There are paper doll sets that go together all smooth and easy and I’m like, wow… this was so simple. And then… then there are sets like this one. It took me four tries to get everything to fit on one page and when it finally came together properly, I found myself thinking- “Why was this so easy? It as hard the last three times I tried it…”
On the upside, I have here, in honor of Halloween and October and things, a traditional Gothic paper doll. When I was in high school, a longer time ago than I like to admit, the big trends were Gothic and Punk, now both seem to have given way to Steampunk and various forms of Gothic Lolita sort of styles.
And yes, I am using capitalization in the proceeding paragraph for emphasis, because I Like doing that.
Clearly spending a Sunday afternoon trying to get little paper pieces of clothing to fit on a page puts me in a grouchy feisty mood… so I shall go away now and work on the rest of this weeks posts.
I don’t think its too much of a spoiler to say that the color version will feature a lot of black. She is Gothic after all.
So, I went out to the movies tonight and saw “Snow White and the Huntsman” with some friends. I concluded that the Twilight Chick (whose name I had to look up on IMBD) can’t act, that I rather liked Charlize Theron when she’s evil and that the movie was better than Mirror Mirror, but I’ll take the Disney version over either any day. The costumes were pretty beautiful, especially the Evil Queens, but there’s apart where Snow White rides into battle not wearing a helmet- apparently being a princess means you’re immune to concussive head injuries.
So, before I crawl into bed, I should answer a question.
Monica asked: Do you prefer online paper doll research, or real book research? Internet or Library? =]
Well, that’s a kinda complicated question. The answer is: It depends on what I am researching and why.
If I want inspiration for a modern or a fantasy set, than I usually stick to the internet. I use it for looking at clothing websites or checking out the latest designer shows a Style.com. It’s really useful.
If I want historical costume, I usually go to books. I own about a dozen different costume books in my own collection, plus I regularly have at least a dozen checked out from the library. The exception to this are the websites of museums and libraries, which often contain digitized primary source documents or photos of items in their collections. Books are great for context.
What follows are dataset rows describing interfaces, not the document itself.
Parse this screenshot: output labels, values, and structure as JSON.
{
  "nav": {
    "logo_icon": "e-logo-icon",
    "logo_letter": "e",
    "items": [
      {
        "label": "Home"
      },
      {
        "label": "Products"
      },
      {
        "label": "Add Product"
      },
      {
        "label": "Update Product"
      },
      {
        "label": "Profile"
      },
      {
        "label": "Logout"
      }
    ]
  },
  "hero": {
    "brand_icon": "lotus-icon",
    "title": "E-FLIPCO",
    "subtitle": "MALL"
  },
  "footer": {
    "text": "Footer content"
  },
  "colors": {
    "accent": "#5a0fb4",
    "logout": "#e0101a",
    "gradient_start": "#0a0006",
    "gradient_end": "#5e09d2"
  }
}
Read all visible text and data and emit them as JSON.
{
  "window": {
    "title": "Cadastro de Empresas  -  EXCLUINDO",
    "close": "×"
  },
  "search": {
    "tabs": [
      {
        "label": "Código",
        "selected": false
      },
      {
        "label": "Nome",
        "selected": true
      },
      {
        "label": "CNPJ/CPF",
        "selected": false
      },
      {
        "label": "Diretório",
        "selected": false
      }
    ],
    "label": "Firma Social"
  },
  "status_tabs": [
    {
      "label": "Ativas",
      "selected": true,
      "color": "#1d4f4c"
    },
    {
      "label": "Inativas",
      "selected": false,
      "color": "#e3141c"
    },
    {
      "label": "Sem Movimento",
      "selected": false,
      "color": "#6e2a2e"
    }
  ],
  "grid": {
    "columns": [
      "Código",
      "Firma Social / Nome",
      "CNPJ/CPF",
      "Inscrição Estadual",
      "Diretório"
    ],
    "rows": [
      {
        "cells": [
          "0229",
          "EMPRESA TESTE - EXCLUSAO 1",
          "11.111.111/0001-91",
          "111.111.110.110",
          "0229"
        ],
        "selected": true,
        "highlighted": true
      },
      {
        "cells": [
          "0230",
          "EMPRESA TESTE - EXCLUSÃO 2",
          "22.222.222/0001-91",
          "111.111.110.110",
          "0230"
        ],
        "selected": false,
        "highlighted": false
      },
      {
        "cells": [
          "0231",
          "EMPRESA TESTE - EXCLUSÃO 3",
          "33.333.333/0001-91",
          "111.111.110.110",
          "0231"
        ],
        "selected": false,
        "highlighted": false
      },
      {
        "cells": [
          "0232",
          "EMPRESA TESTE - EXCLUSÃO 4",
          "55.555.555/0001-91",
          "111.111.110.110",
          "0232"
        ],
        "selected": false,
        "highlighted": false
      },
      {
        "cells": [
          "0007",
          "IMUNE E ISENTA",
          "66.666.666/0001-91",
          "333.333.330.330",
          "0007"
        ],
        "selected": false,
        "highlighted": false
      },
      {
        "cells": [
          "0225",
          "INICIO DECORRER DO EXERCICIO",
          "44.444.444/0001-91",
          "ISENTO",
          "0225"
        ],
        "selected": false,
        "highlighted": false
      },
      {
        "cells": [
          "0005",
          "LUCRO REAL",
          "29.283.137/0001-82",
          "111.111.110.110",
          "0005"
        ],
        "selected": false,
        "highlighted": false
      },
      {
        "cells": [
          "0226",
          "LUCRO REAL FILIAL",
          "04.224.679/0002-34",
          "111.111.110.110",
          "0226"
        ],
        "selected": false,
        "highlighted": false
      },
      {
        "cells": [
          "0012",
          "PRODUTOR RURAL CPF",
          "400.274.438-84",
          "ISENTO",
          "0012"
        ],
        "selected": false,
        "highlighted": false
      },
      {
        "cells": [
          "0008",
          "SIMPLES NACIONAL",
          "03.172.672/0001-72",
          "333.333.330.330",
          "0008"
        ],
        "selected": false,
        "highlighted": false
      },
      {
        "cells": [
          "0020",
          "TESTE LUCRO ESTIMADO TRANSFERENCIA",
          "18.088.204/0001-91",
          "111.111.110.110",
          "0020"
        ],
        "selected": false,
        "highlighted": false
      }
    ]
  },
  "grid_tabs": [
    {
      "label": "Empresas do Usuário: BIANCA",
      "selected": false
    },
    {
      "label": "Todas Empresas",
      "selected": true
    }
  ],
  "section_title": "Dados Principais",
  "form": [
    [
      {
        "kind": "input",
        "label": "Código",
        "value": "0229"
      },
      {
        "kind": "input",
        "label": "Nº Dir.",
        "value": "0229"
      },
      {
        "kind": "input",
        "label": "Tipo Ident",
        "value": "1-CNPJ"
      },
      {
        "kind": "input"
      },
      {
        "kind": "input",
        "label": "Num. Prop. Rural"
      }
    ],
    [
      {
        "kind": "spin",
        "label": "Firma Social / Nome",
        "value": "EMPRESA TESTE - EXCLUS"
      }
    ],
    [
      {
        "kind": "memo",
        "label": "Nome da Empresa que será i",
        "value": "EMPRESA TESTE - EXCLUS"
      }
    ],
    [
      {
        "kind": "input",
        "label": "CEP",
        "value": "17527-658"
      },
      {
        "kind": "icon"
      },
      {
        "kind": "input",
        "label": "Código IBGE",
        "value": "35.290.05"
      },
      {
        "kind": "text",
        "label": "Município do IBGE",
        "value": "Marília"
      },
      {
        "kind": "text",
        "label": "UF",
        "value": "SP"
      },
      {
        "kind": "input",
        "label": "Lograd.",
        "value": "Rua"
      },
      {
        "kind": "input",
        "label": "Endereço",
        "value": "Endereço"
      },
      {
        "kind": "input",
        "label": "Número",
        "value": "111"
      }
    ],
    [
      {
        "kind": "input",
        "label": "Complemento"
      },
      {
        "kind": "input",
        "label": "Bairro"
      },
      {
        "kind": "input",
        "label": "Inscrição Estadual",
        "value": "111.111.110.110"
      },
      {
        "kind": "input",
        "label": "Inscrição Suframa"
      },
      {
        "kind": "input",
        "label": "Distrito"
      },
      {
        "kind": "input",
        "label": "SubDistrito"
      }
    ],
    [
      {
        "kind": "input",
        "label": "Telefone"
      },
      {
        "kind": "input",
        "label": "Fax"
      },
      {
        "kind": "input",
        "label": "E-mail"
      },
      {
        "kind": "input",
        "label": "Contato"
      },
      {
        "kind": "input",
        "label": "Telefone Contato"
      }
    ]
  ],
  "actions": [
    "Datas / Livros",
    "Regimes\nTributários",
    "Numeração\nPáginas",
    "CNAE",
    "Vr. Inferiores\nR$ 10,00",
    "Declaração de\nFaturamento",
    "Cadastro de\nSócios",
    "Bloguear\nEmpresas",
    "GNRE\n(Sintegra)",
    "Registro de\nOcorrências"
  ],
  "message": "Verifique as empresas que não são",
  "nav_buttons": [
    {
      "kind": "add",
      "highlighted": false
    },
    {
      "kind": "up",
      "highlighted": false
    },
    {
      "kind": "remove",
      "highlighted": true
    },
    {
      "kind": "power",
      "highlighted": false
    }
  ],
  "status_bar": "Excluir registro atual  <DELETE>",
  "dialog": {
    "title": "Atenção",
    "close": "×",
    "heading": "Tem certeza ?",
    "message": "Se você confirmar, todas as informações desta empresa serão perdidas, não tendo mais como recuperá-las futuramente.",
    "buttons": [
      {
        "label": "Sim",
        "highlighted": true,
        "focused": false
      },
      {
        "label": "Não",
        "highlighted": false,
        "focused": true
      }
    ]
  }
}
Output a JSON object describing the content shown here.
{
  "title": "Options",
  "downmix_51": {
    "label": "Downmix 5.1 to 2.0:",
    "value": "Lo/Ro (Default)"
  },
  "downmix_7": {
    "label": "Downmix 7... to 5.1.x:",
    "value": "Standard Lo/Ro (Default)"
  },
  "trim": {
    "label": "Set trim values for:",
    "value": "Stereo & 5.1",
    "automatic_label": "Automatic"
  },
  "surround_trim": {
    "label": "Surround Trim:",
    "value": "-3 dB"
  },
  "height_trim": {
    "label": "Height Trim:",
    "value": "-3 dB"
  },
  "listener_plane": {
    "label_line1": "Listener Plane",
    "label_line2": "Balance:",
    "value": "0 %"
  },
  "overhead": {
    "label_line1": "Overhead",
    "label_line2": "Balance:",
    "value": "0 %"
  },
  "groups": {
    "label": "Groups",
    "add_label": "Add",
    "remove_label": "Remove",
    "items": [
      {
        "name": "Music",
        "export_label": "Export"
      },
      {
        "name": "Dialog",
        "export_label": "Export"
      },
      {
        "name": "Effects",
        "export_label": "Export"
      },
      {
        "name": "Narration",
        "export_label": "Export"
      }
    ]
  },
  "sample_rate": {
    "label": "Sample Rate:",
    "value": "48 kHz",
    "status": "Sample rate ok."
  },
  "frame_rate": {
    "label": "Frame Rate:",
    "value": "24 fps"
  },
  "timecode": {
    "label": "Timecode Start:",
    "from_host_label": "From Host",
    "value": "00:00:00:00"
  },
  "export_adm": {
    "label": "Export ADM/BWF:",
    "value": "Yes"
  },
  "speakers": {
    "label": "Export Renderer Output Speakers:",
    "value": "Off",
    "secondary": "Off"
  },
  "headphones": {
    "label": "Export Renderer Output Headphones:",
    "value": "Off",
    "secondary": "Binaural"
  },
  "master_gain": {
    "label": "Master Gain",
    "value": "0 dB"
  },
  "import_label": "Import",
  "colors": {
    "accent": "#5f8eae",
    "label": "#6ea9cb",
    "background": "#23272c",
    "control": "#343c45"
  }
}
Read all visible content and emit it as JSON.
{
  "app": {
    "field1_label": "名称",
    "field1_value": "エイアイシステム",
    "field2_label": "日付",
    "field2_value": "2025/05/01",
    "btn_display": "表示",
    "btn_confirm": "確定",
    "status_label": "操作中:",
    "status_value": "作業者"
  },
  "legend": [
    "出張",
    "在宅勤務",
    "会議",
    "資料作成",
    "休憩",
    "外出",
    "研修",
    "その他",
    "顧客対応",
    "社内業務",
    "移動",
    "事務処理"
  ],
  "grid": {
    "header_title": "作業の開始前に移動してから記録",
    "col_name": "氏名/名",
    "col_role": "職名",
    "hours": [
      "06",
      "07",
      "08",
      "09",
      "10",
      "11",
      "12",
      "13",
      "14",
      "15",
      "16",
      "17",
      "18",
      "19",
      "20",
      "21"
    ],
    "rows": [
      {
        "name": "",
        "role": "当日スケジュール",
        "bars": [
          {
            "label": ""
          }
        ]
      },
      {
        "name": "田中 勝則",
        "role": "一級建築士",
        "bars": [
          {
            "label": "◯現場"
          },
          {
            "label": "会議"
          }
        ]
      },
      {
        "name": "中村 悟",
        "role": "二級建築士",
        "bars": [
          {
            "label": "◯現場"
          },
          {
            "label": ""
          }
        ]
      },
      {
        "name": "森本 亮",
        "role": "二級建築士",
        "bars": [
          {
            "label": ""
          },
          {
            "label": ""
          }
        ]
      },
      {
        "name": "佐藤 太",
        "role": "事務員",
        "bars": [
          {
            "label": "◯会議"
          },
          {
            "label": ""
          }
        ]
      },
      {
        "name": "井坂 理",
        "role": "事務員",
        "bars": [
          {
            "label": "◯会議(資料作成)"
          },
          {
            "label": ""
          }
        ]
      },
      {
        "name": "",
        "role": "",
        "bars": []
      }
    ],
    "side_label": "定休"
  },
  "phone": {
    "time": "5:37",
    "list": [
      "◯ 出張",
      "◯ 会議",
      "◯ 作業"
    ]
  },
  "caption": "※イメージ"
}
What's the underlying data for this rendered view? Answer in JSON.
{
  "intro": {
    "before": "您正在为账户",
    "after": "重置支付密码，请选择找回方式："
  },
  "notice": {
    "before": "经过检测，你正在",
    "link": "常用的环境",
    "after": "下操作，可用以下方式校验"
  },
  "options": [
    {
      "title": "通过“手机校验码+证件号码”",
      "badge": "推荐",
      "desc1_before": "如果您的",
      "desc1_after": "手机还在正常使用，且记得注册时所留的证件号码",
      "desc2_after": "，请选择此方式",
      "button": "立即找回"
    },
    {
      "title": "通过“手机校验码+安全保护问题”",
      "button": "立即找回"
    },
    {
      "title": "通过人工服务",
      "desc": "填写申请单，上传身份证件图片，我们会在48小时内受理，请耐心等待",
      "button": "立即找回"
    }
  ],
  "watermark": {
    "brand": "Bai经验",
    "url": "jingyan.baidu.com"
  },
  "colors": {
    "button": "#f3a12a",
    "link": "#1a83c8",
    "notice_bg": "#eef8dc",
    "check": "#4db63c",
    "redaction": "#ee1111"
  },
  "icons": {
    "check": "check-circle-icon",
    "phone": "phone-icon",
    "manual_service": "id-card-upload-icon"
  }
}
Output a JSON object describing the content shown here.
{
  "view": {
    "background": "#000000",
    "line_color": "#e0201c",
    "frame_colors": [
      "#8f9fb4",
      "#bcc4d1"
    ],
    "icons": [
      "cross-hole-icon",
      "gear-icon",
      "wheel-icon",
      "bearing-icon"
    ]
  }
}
The internet is great for pictures. Some of my favorite internet resources are linked on my Research Resources page which I just finished updating, though I have some more to add later.
The truth is that I don’t really like staring at a computer while trying to draw and I would much rather have a book open in front of me than a computer screen. Though I usually draw from drafted tumbnails, so even with fantasy costumes, I rarely have a computer open when I am actually drawing.